Graham Reid | | 4 min read
It was quite a few years ago now but I'll never forget it. U2 damn near killed me. Them, the Arizona sun, a famous architect and tequila actually.
It was during their Pop-Mart tour -- the one with the giant Spinal Tap-like lemon -- and I happened to be driving around America. They were scheduled to play at the huge Sun Devil Stadium in Phoenix and so I figured on making my way there to see them, and catch some Arizona desert and the work of the architect Frank Lloyd Wright who had established his Taliesyn West school outside Phoenix.
Well, it was May and while that isn't exactly the height of their summer in Phoenix (when they can expect average temperatures in the high 40s) it was still bloody hot. Phoenix is pretty much a slab of asphalt, concrete and buildings in the middle of the high dry plains and on this particular Friday there was no one on the shimmering streets. It was in the low 40s and the heat was so intense you didn't sweat, the perspiration just evaporated out of you.
Phoenix struck me as Hell . . . with cacti.
On this Friday morning however first order of business was to get out of town and see Frank Lloyd Wright's Taliesyn which he had built out there in the scorched earth. Of course he personally hadn't built it, that task fell to manual labourers prepared to carry rocks in the bleaching sun. Frank, I guess because he was famous and rich, just thought up the idea and put others to work.

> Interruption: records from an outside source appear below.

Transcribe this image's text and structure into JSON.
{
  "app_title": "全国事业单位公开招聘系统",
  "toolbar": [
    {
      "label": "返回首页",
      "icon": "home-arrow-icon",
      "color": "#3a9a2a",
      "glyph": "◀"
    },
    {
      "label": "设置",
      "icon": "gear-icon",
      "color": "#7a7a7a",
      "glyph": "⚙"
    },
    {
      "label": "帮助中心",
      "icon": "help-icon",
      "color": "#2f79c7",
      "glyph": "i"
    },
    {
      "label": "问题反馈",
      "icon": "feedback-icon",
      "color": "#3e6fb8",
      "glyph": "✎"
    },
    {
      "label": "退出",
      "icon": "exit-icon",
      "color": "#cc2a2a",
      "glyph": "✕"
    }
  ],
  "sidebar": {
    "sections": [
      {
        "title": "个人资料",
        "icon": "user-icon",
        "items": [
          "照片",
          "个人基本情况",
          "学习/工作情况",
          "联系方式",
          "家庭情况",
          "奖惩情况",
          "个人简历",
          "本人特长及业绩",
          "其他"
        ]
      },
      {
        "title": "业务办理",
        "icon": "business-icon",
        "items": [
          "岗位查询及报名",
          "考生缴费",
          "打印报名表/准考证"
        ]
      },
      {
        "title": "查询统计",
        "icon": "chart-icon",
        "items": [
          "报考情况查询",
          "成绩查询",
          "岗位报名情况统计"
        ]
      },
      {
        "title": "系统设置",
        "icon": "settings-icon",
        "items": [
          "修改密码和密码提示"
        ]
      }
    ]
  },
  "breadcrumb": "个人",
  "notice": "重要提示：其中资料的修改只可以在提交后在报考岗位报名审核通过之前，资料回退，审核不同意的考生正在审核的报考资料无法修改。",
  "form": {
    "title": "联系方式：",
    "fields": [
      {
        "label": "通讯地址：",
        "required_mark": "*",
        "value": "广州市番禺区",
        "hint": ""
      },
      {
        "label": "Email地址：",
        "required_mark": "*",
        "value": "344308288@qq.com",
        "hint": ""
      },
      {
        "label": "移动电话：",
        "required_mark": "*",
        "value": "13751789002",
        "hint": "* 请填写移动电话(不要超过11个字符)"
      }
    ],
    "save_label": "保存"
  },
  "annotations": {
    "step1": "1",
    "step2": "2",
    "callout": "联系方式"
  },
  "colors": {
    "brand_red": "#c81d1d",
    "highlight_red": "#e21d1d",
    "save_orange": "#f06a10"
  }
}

That said it was a beautiful place but what I remember as much as anything was getting out of the car at 8am and feeling the sun burn my scalp, then my brain. People were carrying umbrellas and water bottles. I had on jeans and a t-shirt, and adopted a jaunty swagger in the blazing heat.
What a fool.
I walked around the workspaces and offices, scoured the bookshop and then took in the gardens of cacti and rock. I stayed out of the sun for the most part but after a couple of hours inspecting this legendary place in the annals of architecture it was pretty much all done. I hadn't eaten breakfast -- I seldom do -- and on the way back to town felt a little faint. My partner said I was probably a bit dehydrated and so we should stop somewhere for lunch.
Back in the middle of deserted Phoenix we found an interesting looking Tex-Mex place just as I was really starting to fade. My eyelashes hurt, I felt dizzy and weak, but I was also hungry.
She said I had sunstroke but I knew better. I just needed to sit somewhere cool and have a drink. She said I needed to replace the salt in my body and so I hit on the perfect solution to a number of things troubling me: a tequila or two.
It had liquid, was cold, and there was salt around the rim of the glass. The ideal drink for a man in the first stages of sunstroke and suffering extreme dehydration, obviously.
So I ordered some food and a tequila and watched as the room started to swim. My head was filling with visions of Frank Lloyd Wright dressed like Bono and I kept hearing One over and over again.
I was now well woozy and almost comatose and realised what I needed was just some place to lie down. So I hit upon somewhere cool. Like the car out there in the sun-scorched parking lot.
At this point my partner took control, got my food wrapped up, shifted the second tequila out of my reach and steered me to the car where I promptly collapsed.
We drove the streets until she found us a cheap motel and put me to bed in the darkened room.
Apparently I kept babbling about how I had to see U2 because I had said I'd write a story about the show, it was only the sixth concert on this new tour, the paper was relying on me to file the story, I had paid US$100 for our tickets . . .
It wasn't until I stopped babbling I realised she was long gone. I turned on television and drifted in and out of consciousness watching I Love Lucy re-runs. I kept hearing U2 songs.
My partner returned and filled me with fluids and salt-replacement pills.
It was weird, lost day but by showtime I felt up to walking outside to the car and heading off to a place called Sun Devil Stadium.
It was still in the high 30s.
In Phoenix U2 are considered hometown heroes: they wrapped up their Joshua Tree tour here and clips from some of their Phoenix shows appear in the movie Rattle and Hum.
The massive stadium was packed and at two hours it was a remarkable show. With corporate logos -- real and imagined -- flashing across the screens behind them and the giant golden arch they delivered a show which bristled with ideas. They also charted a canny course between their difficult new stuff alongside old classics like Pride, Bullet the Blue Sky and With or Without You.
In a sense they were pulling back a bit from the edginess of Achtung Baby and Zooropa (few songs off those albums were included) but it was grand-scale entertainment -- with a belly-dancer.
We loved it and got off on the excitement of the huge audience. They might have just about killed me tempting me to this city in the middle of blazing desert, but I forgive them for that.
Outside it's America, as Bono once famously said.
And it was still bloody hot.